Myself and two others got off quickly in the lead and went off course in the dark at mile 3. It was dark and slippery and the trail looked the same as the correct trail. I had been out there just two weeks prior, but that didn't matter in the dark. We all missed the flag and that's life. We did a little over 2 extra miles, going down into a big, muddy ravine and reaching a road. We were so close to where we were supposed to be, I knew we could have just jogged up the road and been on course.
We stopped to discuss the situation and decided we had missed a turn and could see no other headlamps around. We turned around and climbed back out. The flag had been tangled by the windy night, wrapping it into the sagebrush and obscuring it. We pushed hard to get back into the race taking chances in the thick mud on steep downhills.

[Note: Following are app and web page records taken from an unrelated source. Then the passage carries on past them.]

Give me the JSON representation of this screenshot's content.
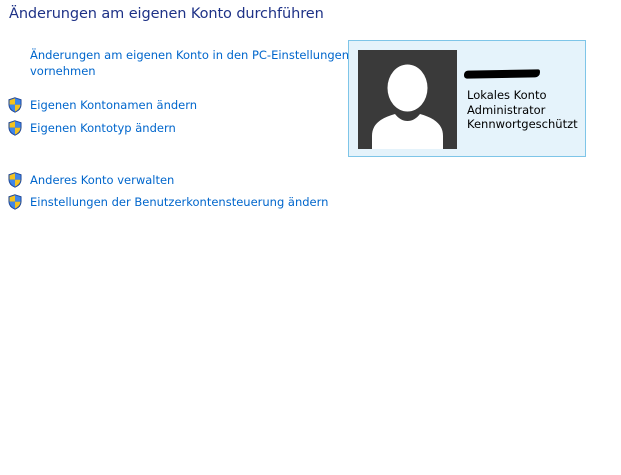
{
  "page": {
    "title": "Änderungen am eigenen Konto durchführen"
  },
  "tasks": {
    "pc_settings_line1": "Änderungen am eigenen Konto in den PC-Einstellungen",
    "pc_settings_line2": "vornehmen",
    "change_name": "Eigenen Kontonamen ändern",
    "change_type": "Eigenen Kontotyp ändern",
    "manage_other": "Anderes Konto verwalten",
    "uac_settings": "Einstellungen der Benutzerkontensteuerung ändern"
  },
  "account": {
    "type": "Lokales Konto",
    "role": "Administrator",
    "protection": "Kennwortgeschützt"
  },
  "colors": {
    "title": "#1e3287",
    "link": "#0066cc",
    "card_background": "#e5f3fb",
    "card_border": "#7ec5e8",
    "avatar_background": "#3a3a3a"
  },
  "icons": {
    "uac": "uac-shield-icon",
    "avatar": "user-avatar-icon"
  }
}
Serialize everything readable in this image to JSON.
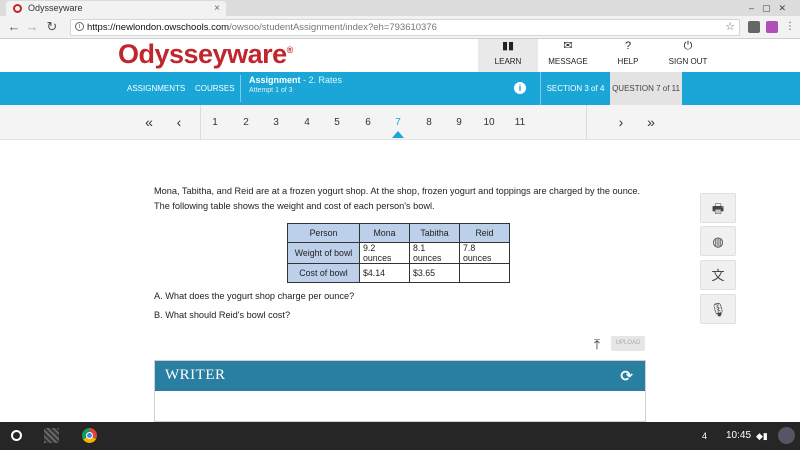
{
  "browser": {
    "tab_title": "Odysseyware",
    "tab_close": "×",
    "window_controls": "–▢✕",
    "url_host": "https://newlondon.owschools.com",
    "url_path": "/owsoo/studentAssignment/index?eh=793610376",
    "back_icon": "←",
    "forward_icon": "→",
    "reload_icon": "↻",
    "info_icon": "i",
    "star_icon": "☆"
  },
  "site": {
    "logo": "Odysseyware",
    "logo_mark": "®",
    "nav": [
      {
        "label": "LEARN",
        "icon": "▮▮"
      },
      {
        "label": "MESSAGE",
        "icon": "✉"
      },
      {
        "label": "HELP",
        "icon": "?"
      },
      {
        "label": "SIGN OUT",
        "icon": "⏻"
      }
    ]
  },
  "bluebar": {
    "assignments": "ASSIGNMENTS",
    "courses": "COURSES",
    "assignment_label": "Assignment",
    "assignment_name": "- 2. Rates",
    "attempt": "Attempt 1 of 3",
    "info_icon": "i",
    "section": "SECTION 3 of 4",
    "question": "QUESTION 7 of 11"
  },
  "pager": {
    "first": "«",
    "prev": "‹",
    "next": "›",
    "last": "»",
    "pages": [
      "1",
      "2",
      "3",
      "4",
      "5",
      "6",
      "7",
      "8",
      "9",
      "10",
      "11"
    ],
    "current_index": 6
  },
  "question": {
    "prompt": "Mona, Tabitha, and Reid are at a frozen yogurt shop. At the shop, frozen yogurt and toppings are charged by the ounce. The following table shows the weight and cost of each person's bowl.",
    "table": {
      "headers": [
        "Person",
        "Mona",
        "Tabitha",
        "Reid"
      ],
      "rows": [
        [
          "Weight of bowl",
          "9.2 ounces",
          "8.1 ounces",
          "7.8 ounces"
        ],
        [
          "Cost of bowl",
          "$4.14",
          "$3.65",
          ""
        ]
      ]
    },
    "part_a": "A. What does the yogurt shop charge per ounce?",
    "part_b": "B. What should Reid's bowl cost?"
  },
  "tools": {
    "print_icon": "🖶",
    "globe_icon": "◍",
    "translate_icon": "文",
    "mic_icon": "🎙"
  },
  "upload": {
    "icon": "⤒",
    "label": "UPLOAD"
  },
  "writer": {
    "title": "WRITER",
    "refresh_icon": "⟳"
  },
  "taskbar": {
    "notification_count": "4",
    "time": "10:45",
    "status_icons": "◆▮"
  }
}
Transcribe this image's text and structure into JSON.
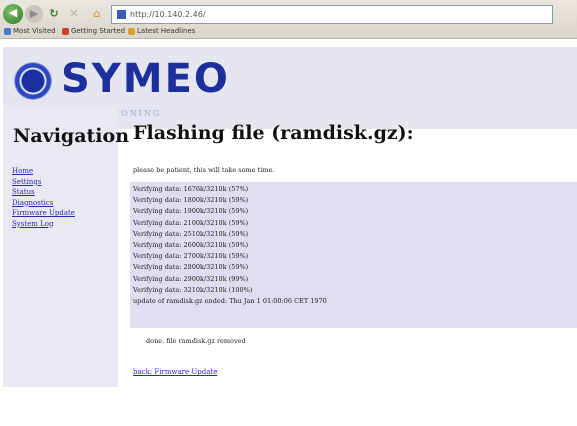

Shortly after getting back on course I hurt my right ankle in a twisting, sliding, muddy fall down a steep draw. I lost ability to push off in the mud and was forced to limp along. At that point, I figured there were at least 10 people ahead, but still a long way to go to track them down. I ate some NSAIDs to subdue the pain and began the 2 mile mud road climb at a snail's pace. I passed a few people on that stretch. At the 7.5 mile aid station, My GPS read close to 10 miles. The next 6 miles promised to be a miserable, steep, muddy climb to the summit of Wilson Peak. I passed a few more, moving into 5th place. In that stretch, the clay mud was so thick and nasty, that every few steps I was forced to stop and remove giant 5+ lb clods with my gloved hands. A few miles up, I caught Joelle Vaught, the women's leader and superstar. The ankle was improving and I was gaining ground. On the Wilson Peak out-and-back summit climb, I encountered all 4 runners ahead of me tightly bunched and measured the leader was less than 1 mile ahead. I had made up a lot of distance and was still in the race.
As soon as I began the downhill from the summit, I knew my race was over. The ankle would not take the pounding of the downhill. I stayed calm and dealt with increasing pain intent to stop at the 20 mile mark and save it for another day. In the last few miles, I passed 4th place, then 3rd place- both are really strong runners and both dropped at the 20 also. I came into the 20 mile start/finish area having narrowed the gap on the final 2 (and eventual winners of the 50K) even more, but discipline demanded that I bag it. The goal races of the summer hinges on my health and ability to train through the winter. I did not think I had 10 more miles in my ankle anyway, so the choice was easy. They gave me a winning finish for the 20, over my protests that I had earned the DNF. I ran 3:36, which seems fast given the 13-14 min miles I logged in the mud miles after my fall. Just 2 weeks ago, I had done the loop in 2:53 on a training run in good/firm conditions. The mud was amazing out there.
|My bottles were submerged in mud, so every time I tried to eat or drink, I would smear the mud all over my grill. Sitka desert camo courtesy of Brandi for Christmas.|
Davina and Emily did a great job organizing and running the show in tough conditions. I heard no complaints from anyone about organization. The mud and weather made it an event to remember.
It's 4 days later and the ankle has not improved much. I am icing and elevating it, but it is really painful and not taking my weight or allowing any range of motion. I have self diagnosed it as 1 of 3 things, or perhaps a little of each:
1. fibular stress fracture
2. tear/strain of peroneal longus
3. high ankle sprain
I have 4 months and 22 days until Bighorn 100. With careful rest and rehab, I should be fine. It's a good time for a rest anyway with the McCall winter bearing down.